Comparison of CPT and OPT:

To provide further clarity, here is a comparison of the main differences and specifications between CPT and OPT:






Work authorization that allows F-1 visa holders to engage in off-campus employment during the applicant’s academic program. The opportunity must be an integral part of the curriculum. Work authorization that allows F-1 visa holders to engage in off-campus employment prior to or after completion of the academic program.




Requires a job or internship offer, enrollment in a full-time degree program for at least one academic year, and F-1 visa status. Must receive academic credit for the work experience. No job or internship offer. For PreOPT, enrollment in a full-time degree program for at least one academic year F-1 visa status. For PostOPT, completion of all course requirements except the dissertation, thesis, or final project.



Can be granted for part-time or full-time employment, with a maximum duration of 12 months. PreOPT: up to 12 months. Post-OPT: certain degree holders may be eligible for an additional 24-month extension, totaling 36 months.

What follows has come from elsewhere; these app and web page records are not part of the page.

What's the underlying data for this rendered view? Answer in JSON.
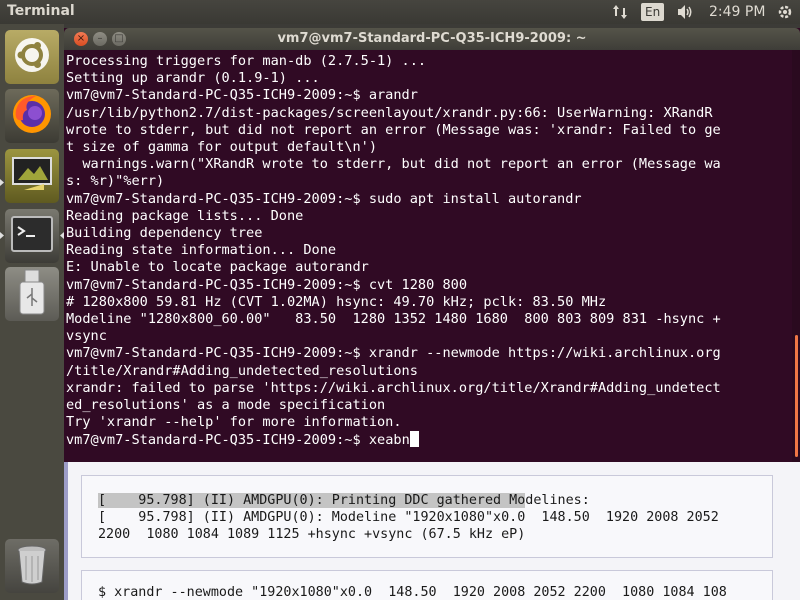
{
  "top_panel": {
    "app_name": "Terminal",
    "network_icon": "network-arrows-icon",
    "keyboard_layout": "En",
    "volume_icon": "volume-icon",
    "clock": "2:49 PM",
    "power_icon": "gear-power-icon"
  },
  "launcher": {
    "items": [
      {
        "name": "dash",
        "icon": "ubuntu-logo-icon"
      },
      {
        "name": "firefox",
        "icon": "firefox-icon"
      },
      {
        "name": "display-settings",
        "icon": "display-settings-icon"
      },
      {
        "name": "terminal",
        "icon": "terminal-icon"
      },
      {
        "name": "usb",
        "icon": "usb-drive-icon"
      },
      {
        "name": "trash",
        "icon": "trash-icon"
      }
    ]
  },
  "terminal": {
    "title": "vm7@vm7-Standard-PC-Q35-ICH9-2009: ~",
    "lines": [
      "Processing triggers for man-db (2.7.5-1) ...",
      "Setting up arandr (0.1.9-1) ...",
      "vm7@vm7-Standard-PC-Q35-ICH9-2009:~$ arandr",
      "/usr/lib/python2.7/dist-packages/screenlayout/xrandr.py:66: UserWarning: XRandR",
      "wrote to stderr, but did not report an error (Message was: 'xrandr: Failed to ge",
      "t size of gamma for output default\\n')",
      "  warnings.warn(\"XRandR wrote to stderr, but did not report an error (Message wa",
      "s: %r)\"%err)",
      "vm7@vm7-Standard-PC-Q35-ICH9-2009:~$ sudo apt install autorandr",
      "Reading package lists... Done",
      "Building dependency tree",
      "Reading state information... Done",
      "E: Unable to locate package autorandr",
      "vm7@vm7-Standard-PC-Q35-ICH9-2009:~$ cvt 1280 800",
      "# 1280x800 59.81 Hz (CVT 1.02MA) hsync: 49.70 kHz; pclk: 83.50 MHz",
      "Modeline \"1280x800_60.00\"   83.50  1280 1352 1480 1680  800 803 809 831 -hsync +",
      "vsync",
      "vm7@vm7-Standard-PC-Q35-ICH9-2009:~$ xrandr --newmode https://wiki.archlinux.org",
      "/title/Xrandr#Adding_undetected_resolutions",
      "xrandr: failed to parse 'https://wiki.archlinux.org/title/Xrandr#Adding_undetect",
      "ed_resolutions' as a mode specification",
      "Try 'xrandr --help' for more information."
    ],
    "prompt": "vm7@vm7-Standard-PC-Q35-ICH9-2009:~$ ",
    "current_input": "xeabn"
  },
  "browser": {
    "code_block_1": {
      "line1_highlighted": "[    95.798] (II) AMDGPU(0): Printing DDC gathered Mo",
      "line1_rest": "delines:",
      "line2": "[    95.798] (II) AMDGPU(0): Modeline \"1920x1080\"x0.0  148.50  1920 2008 2052",
      "line3": "2200  1080 1084 1089 1125 +hsync +vsync (67.5 kHz eP)"
    },
    "code_block_2": {
      "line1": "$ xrandr --newmode \"1920x1080\"x0.0  148.50  1920 2008 2052 2200  1080 1084 108"
    }
  }
}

Used during the academic program, and after completing at least one academic year. Can be used during or after completion, after completing at least one academic year, or all course requirements.
Application Process Students require authorization from their Designated School Official (DSO) and the ISSO. The applicant applies for OPT I-20 form from the ISSO. After receiving the form, the applicant needs to mail the complete application to the USCIS, to obtain an Employment Authorization Document (EAD).
Additional information Prospective employers don’t need to file immigration paperwork or incur expenses. They only need to provide a job or internship offer. Prospective employers don’t need to file immigration paperwork or incur expenses. The applicant has a 90-day period of unemployment. The applicant chooses the OPT starting date. The applicant has a 60-day grace period to stay in the US after OPT expiration. The earliest application date is 90 days before completing all degree requirements for the program.

Benefits for Employers and Conclusion:

With these authorizations, potential employers do not need to bear any expenses or file any immigration paperwork or sponsorship for incorporating the talent of international students into their lines. Through CPT, employers can benefit from fresh perspectives, up-to-date knowledge, and skills of international professionals for up to 12 months. With OPT, employers can leverage the skills and talents of international professionals for an extended period of up to 36 months (in certain cases). After these periods and benefiting from the expertise of these professionals, employers may consider sponsoring them, backed with the more-than-proven set of skills of their recent hire.

Furthermore, employers in the US can benefit from a cost-effective staffing strategy by hiring professionals under CPT or OPT. Students are typically willing to work at competitive entry-level wages, providing organizations an opportunity to save on labor costs. Additionally, international students enhance diversity and cultural awareness within organizations, leading to better service for multicultural clientele.

In conclusion, making decisions with comprehensive information is always preferable. Hopefully, after this punctual analysis, and by demystifying CPT and OPT these authorizations became more accessible, clear, and straightforward. CPT and OPT serve as excellent resources for students seeking a meaningful path toward progress. Simultaneously, they offer win-win scenarios for bold employers who have nothing to lose and much to gain. International students have something valuable to offer and organizations in the US can benefit from providing them with opportunities because sometimes, all it takes to reconfigure the destiny of oneself and those around us is an opening, a juncture of circumstances piloting purpose.

To learn more about OPT and CPT, refer to the following resources:



By Gonzalo Miranda Madrigal
Gonzalo Miranda Madrigal Industry Relations Specialist